------ GIVEN DATA ------

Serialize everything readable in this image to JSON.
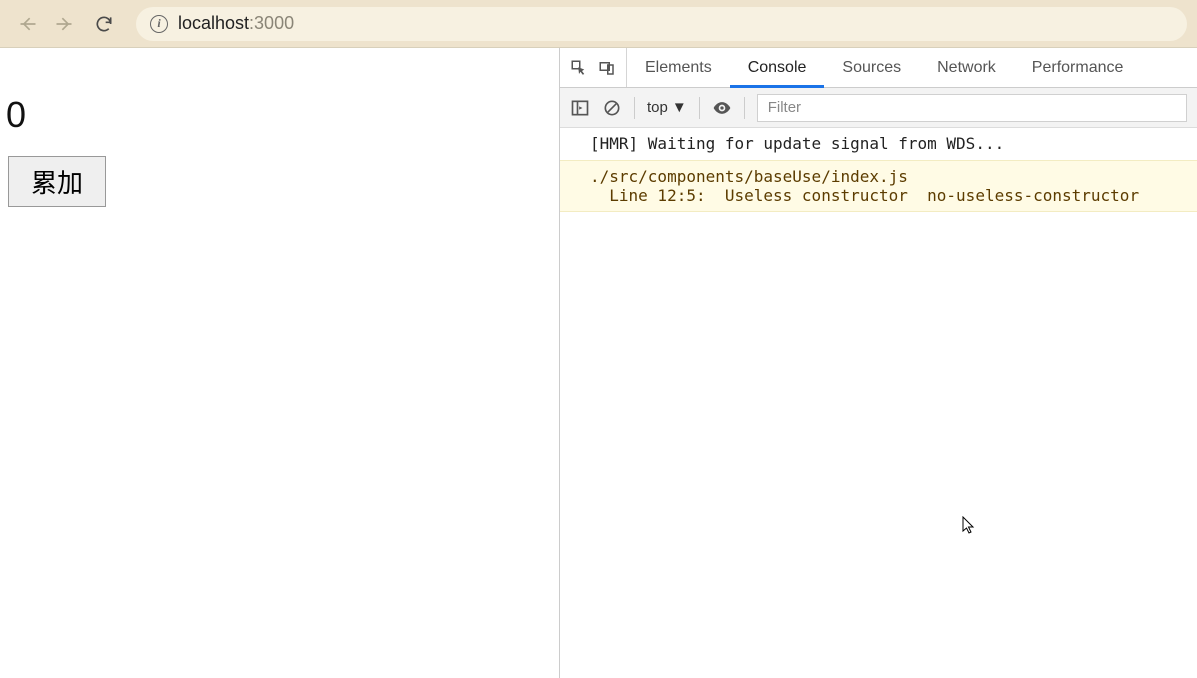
{
  "browser": {
    "url_host": "localhost",
    "url_port": ":3000"
  },
  "page": {
    "counter_value": "0",
    "button_label": "累加"
  },
  "devtools": {
    "tabs": {
      "elements": "Elements",
      "console": "Console",
      "sources": "Sources",
      "network": "Network",
      "performance": "Performance"
    },
    "toolbar": {
      "context": "top",
      "filter_placeholder": "Filter"
    },
    "logs": {
      "hmr": "[HMR] Waiting for update signal from WDS...",
      "warn_path": "./src/components/baseUse/index.js",
      "warn_detail": "  Line 12:5:  Useless constructor  no-useless-constructor"
    }
  }
}
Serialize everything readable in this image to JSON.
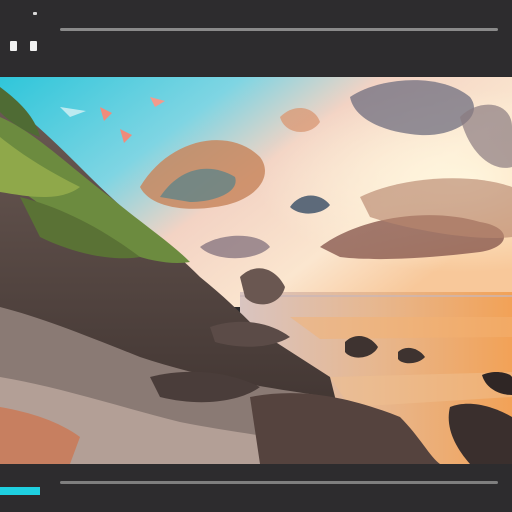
{
  "window": {
    "controls": [
      "menu-dot",
      "back-button",
      "forward-button"
    ]
  },
  "viewer": {
    "image": "coastal-sunset-photo"
  },
  "player": {
    "progress": 0.08
  },
  "colors": {
    "chrome": "#2d2c2e",
    "accent": "#1fd0e0",
    "line": "#8a8a8a"
  }
}
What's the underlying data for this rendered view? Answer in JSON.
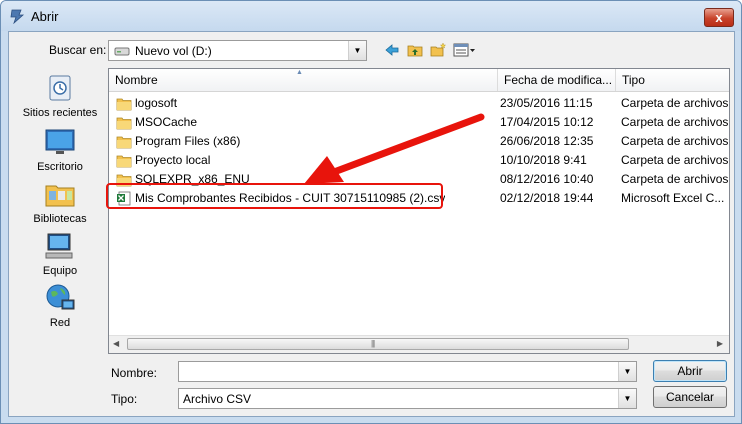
{
  "window": {
    "title": "Abrir",
    "close_label": "x"
  },
  "toolbar": {
    "look_in_label": "Buscar en:",
    "look_in_value": "Nuevo vol (D:)",
    "icons": [
      "back-icon",
      "up-folder-icon",
      "new-folder-icon",
      "view-menu-icon"
    ]
  },
  "places": [
    {
      "label": "Sitios recientes",
      "icon": "recent-places-icon"
    },
    {
      "label": "Escritorio",
      "icon": "desktop-icon"
    },
    {
      "label": "Bibliotecas",
      "icon": "libraries-icon"
    },
    {
      "label": "Equipo",
      "icon": "computer-icon"
    },
    {
      "label": "Red",
      "icon": "network-icon"
    }
  ],
  "columns": [
    "Nombre",
    "Fecha de modifica...",
    "Tipo"
  ],
  "files": [
    {
      "name": "logosoft",
      "date": "23/05/2016 11:15",
      "type": "Carpeta de archivos",
      "icon": "folder-icon"
    },
    {
      "name": "MSOCache",
      "date": "17/04/2015 10:12",
      "type": "Carpeta de archivos",
      "icon": "folder-icon"
    },
    {
      "name": "Program Files (x86)",
      "date": "26/06/2018 12:35",
      "type": "Carpeta de archivos",
      "icon": "folder-icon"
    },
    {
      "name": "Proyecto local",
      "date": "10/10/2018 9:41",
      "type": "Carpeta de archivos",
      "icon": "folder-icon"
    },
    {
      "name": "SQLEXPR_x86_ENU",
      "date": "08/12/2016 10:40",
      "type": "Carpeta de archivos",
      "icon": "folder-icon"
    },
    {
      "name": "Mis Comprobantes Recibidos - CUIT 30715110985 (2).csv",
      "date": "02/12/2018 19:44",
      "type": "Microsoft Excel C...",
      "icon": "excel-csv-icon"
    }
  ],
  "form": {
    "filename_label": "Nombre:",
    "filename_value": "",
    "filetype_label": "Tipo:",
    "filetype_value": "Archivo CSV",
    "open_button": "Abrir",
    "cancel_button": "Cancelar"
  },
  "colors": {
    "annotation": "#e8140c",
    "folder": "#f2c14e",
    "excel": "#1f7a3a"
  }
}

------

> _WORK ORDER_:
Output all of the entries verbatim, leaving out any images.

> _ANSWER BOX_:
Serialize everything readable in this image to JSON.
{
  "browser": {
    "url_host": "localhost",
    "url_port": ":3000"
  },
  "page": {
    "counter_value": "0",
    "button_label": "累加"
  },
  "devtools": {
    "tabs": {
      "elements": "Elements",
      "console": "Console",
      "sources": "Sources",
      "network": "Network",
      "performance": "Performance"
    },
    "toolbar": {
      "context": "top",
      "filter_placeholder": "Filter"
    },
    "logs": {
      "hmr": "[HMR] Waiting for update signal from WDS...",
      "warn_path": "./src/components/baseUse/index.js",
      "warn_detail": "  Line 12:5:  Useless constructor  no-useless-constructor"
    }
  }
}
Serialize everything readable in this image to JSON.
{
  "window": {
    "controls": [
      "menu-dot",
      "back-button",
      "forward-button"
    ]
  },
  "viewer": {
    "image": "coastal-sunset-photo"
  },
  "player": {
    "progress": 0.08
  },
  "colors": {
    "chrome": "#2d2c2e",
    "accent": "#1fd0e0",
    "line": "#8a8a8a"
  }
}
What's the underlying data for this rendered view? Answer in JSON.
{
  "window": {
    "title": "Abrir",
    "close_label": "x"
  },
  "toolbar": {
    "look_in_label": "Buscar en:",
    "look_in_value": "Nuevo vol (D:)",
    "icons": [
      "back-icon",
      "up-folder-icon",
      "new-folder-icon",
      "view-menu-icon"
    ]
  },
  "places": [
    {
      "label": "Sitios recientes",
      "icon": "recent-places-icon"
    },
    {
      "label": "Escritorio",
      "icon": "desktop-icon"
    },
    {
      "label": "Bibliotecas",
      "icon": "libraries-icon"
    },
    {
      "label": "Equipo",
      "icon": "computer-icon"
    },
    {
      "label": "Red",
      "icon": "network-icon"
    }
  ],
  "columns": [
    "Nombre",
    "Fecha de modifica...",
    "Tipo"
  ],
  "files": [
    {
      "name": "logosoft",
      "date": "23/05/2016 11:15",
      "type": "Carpeta de archivos",
      "icon": "folder-icon"
    },
    {
      "name": "MSOCache",
      "date": "17/04/2015 10:12",
      "type": "Carpeta de archivos",
      "icon": "folder-icon"
    },
    {
      "name": "Program Files (x86)",
      "date": "26/06/2018 12:35",
      "type": "Carpeta de archivos",
      "icon": "folder-icon"
    },
    {
      "name": "Proyecto local",
      "date": "10/10/2018 9:41",
      "type": "Carpeta de archivos",
      "icon": "folder-icon"
    },
    {
      "name": "SQLEXPR_x86_ENU",
      "date": "08/12/2016 10:40",
      "type": "Carpeta de archivos",
      "icon": "folder-icon"
    },
    {
      "name": "Mis Comprobantes Recibidos - CUIT 30715110985 (2).csv",
      "date": "02/12/2018 19:44",
      "type": "Microsoft Excel C...",
      "icon": "excel-csv-icon"
    }
  ],
  "form": {
    "filename_label": "Nombre:",
    "filename_value": "",
    "filetype_label": "Tipo:",
    "filetype_value": "Archivo CSV",
    "open_button": "Abrir",
    "cancel_button": "Cancelar"
  },
  "colors": {
    "annotation": "#e8140c",
    "folder": "#f2c14e",
    "excel": "#1f7a3a"
  }
}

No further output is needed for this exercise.